• What is expected: Tally the lines of these entries that include "Adobe"; respond with only that tally.

[Records from a dataset]
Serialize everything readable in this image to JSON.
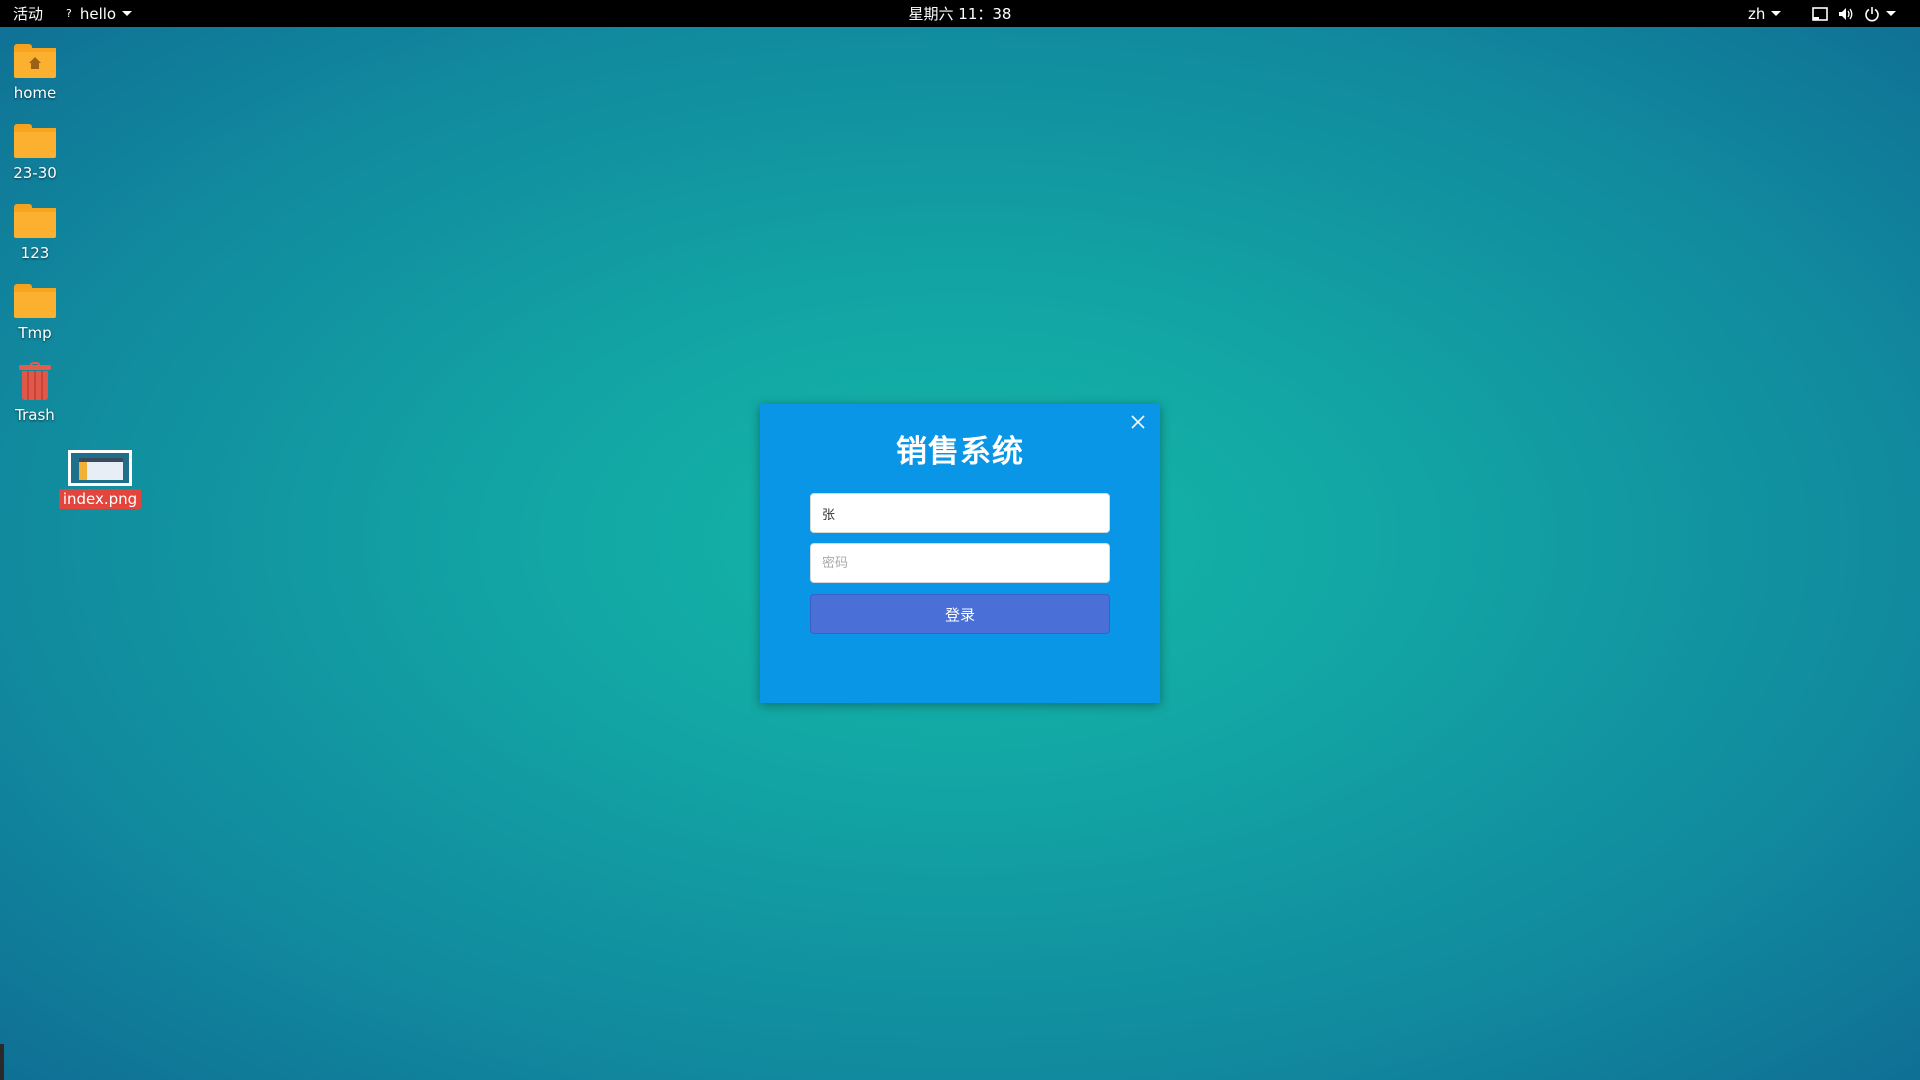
{
  "topbar": {
    "activities": "活动",
    "app_icon": "question-mark-icon",
    "app_name": "hello",
    "clock": "星期六 11：38",
    "language": "zh",
    "tray_icons": [
      "window-icon",
      "volume-icon",
      "power-icon"
    ]
  },
  "desktop": {
    "icons": [
      {
        "label": "home",
        "icon": "home-folder-icon"
      },
      {
        "label": "23-30",
        "icon": "folder-icon"
      },
      {
        "label": "123",
        "icon": "folder-icon"
      },
      {
        "label": "Tmp",
        "icon": "folder-icon"
      },
      {
        "label": "Trash",
        "icon": "trash-icon"
      },
      {
        "label": "index.png",
        "icon": "image-file-icon",
        "selected": true
      }
    ]
  },
  "dialog": {
    "title": "销售系统",
    "username_value": "张",
    "password_placeholder": "密码",
    "login_label": "登录",
    "close_icon": "close-icon"
  },
  "colors": {
    "dialog_bg": "#0a96e6",
    "button_bg": "#4a6fd6",
    "desktop_teal": "#14b8a6",
    "selection_red": "#e2453c"
  }
}
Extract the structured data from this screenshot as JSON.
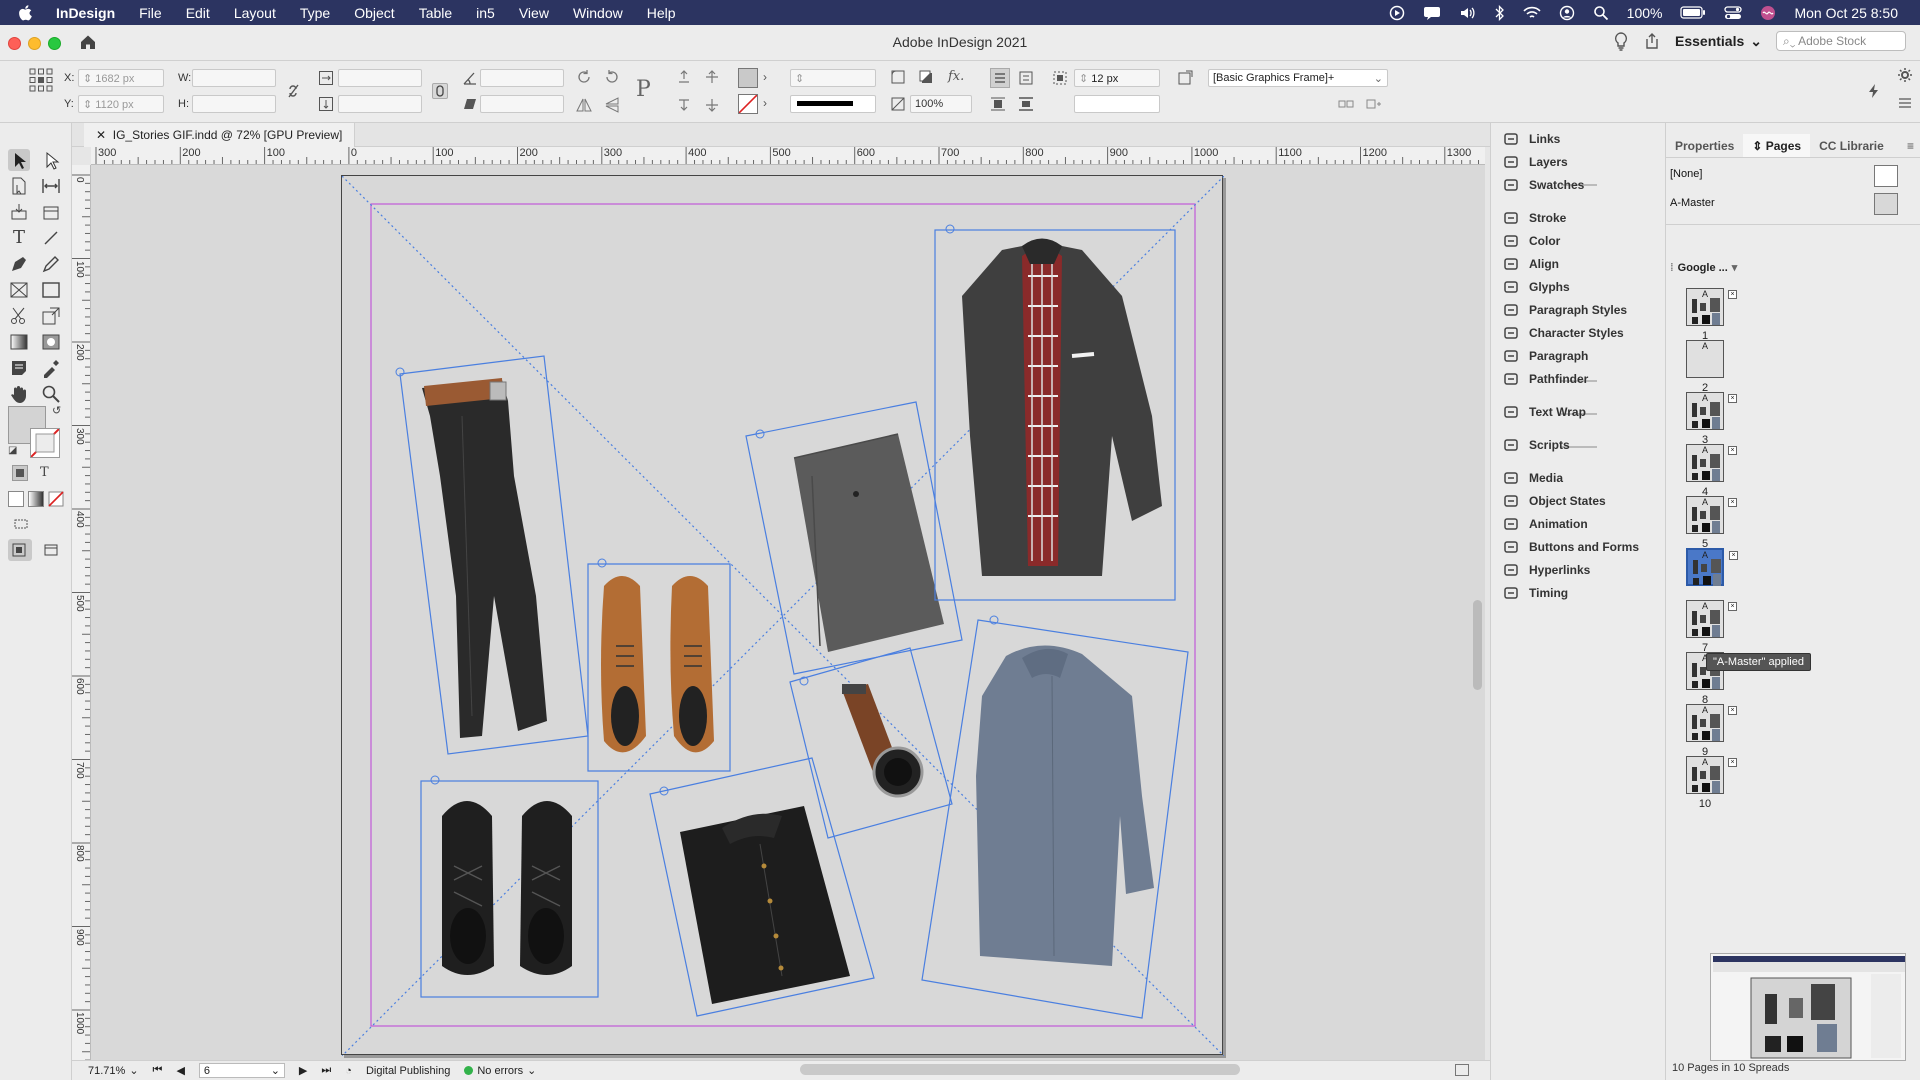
{
  "menubar": {
    "app": "InDesign",
    "items": [
      "File",
      "Edit",
      "Layout",
      "Type",
      "Object",
      "Table",
      "in5",
      "View",
      "Window",
      "Help"
    ],
    "battery": "100%",
    "clock": "Mon Oct 25  8:50"
  },
  "window": {
    "title": "Adobe InDesign 2021",
    "workspace": "Essentials",
    "stock_placeholder": "Adobe Stock"
  },
  "control": {
    "x_label": "X:",
    "x_value": "1682 px",
    "y_label": "Y:",
    "y_value": "1120 px",
    "w_label": "W:",
    "h_label": "H:",
    "stroke_weight": "12 px",
    "opacity": "100%",
    "object_style": "[Basic Graphics Frame]+"
  },
  "document": {
    "tab_title": "IG_Stories GIF.indd @ 72% [GPU Preview]"
  },
  "ruler": {
    "h_labels": [
      "300",
      "200",
      "100",
      "0",
      "100",
      "200",
      "300",
      "400",
      "500",
      "600",
      "700",
      "800",
      "900",
      "1000",
      "1100",
      "1200",
      "1300"
    ],
    "v_labels": [
      "0",
      "100",
      "200",
      "300",
      "400",
      "500",
      "600",
      "700",
      "800",
      "900",
      "1000"
    ]
  },
  "status": {
    "zoom": "71.71%",
    "page": "6",
    "preflight_profile": "Digital Publishing",
    "errors": "No errors"
  },
  "panels": {
    "items": [
      {
        "label": "Links",
        "icon": "links-icon"
      },
      {
        "label": "Layers",
        "icon": "layers-icon"
      },
      {
        "label": "Swatches",
        "icon": "swatches-icon"
      },
      {
        "label": "Stroke",
        "icon": "stroke-icon"
      },
      {
        "label": "Color",
        "icon": "color-icon"
      },
      {
        "label": "Align",
        "icon": "align-icon"
      },
      {
        "label": "Glyphs",
        "icon": "glyphs-icon"
      },
      {
        "label": "Paragraph Styles",
        "icon": "paragraph-styles-icon"
      },
      {
        "label": "Character Styles",
        "icon": "character-styles-icon"
      },
      {
        "label": "Paragraph",
        "icon": "paragraph-icon"
      },
      {
        "label": "Pathfinder",
        "icon": "pathfinder-icon"
      },
      {
        "label": "Text Wrap",
        "icon": "text-wrap-icon"
      },
      {
        "label": "Scripts",
        "icon": "scripts-icon"
      },
      {
        "label": "Media",
        "icon": "media-icon"
      },
      {
        "label": "Object States",
        "icon": "object-states-icon"
      },
      {
        "label": "Animation",
        "icon": "animation-icon"
      },
      {
        "label": "Buttons and Forms",
        "icon": "buttons-forms-icon"
      },
      {
        "label": "Hyperlinks",
        "icon": "hyperlinks-icon"
      },
      {
        "label": "Timing",
        "icon": "timing-icon"
      }
    ]
  },
  "pages_panel": {
    "tabs": [
      "Properties",
      "Pages",
      "CC Librarie"
    ],
    "active_tab": "Pages",
    "masters": [
      "[None]",
      "A-Master"
    ],
    "size_menu": "Google ...",
    "pages": [
      "1",
      "2",
      "3",
      "4",
      "5",
      "6",
      "7",
      "8",
      "9",
      "10"
    ],
    "tooltip": "\"A-Master\" applied",
    "summary": "10 Pages in 10 Spreads"
  }
}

• Result: 2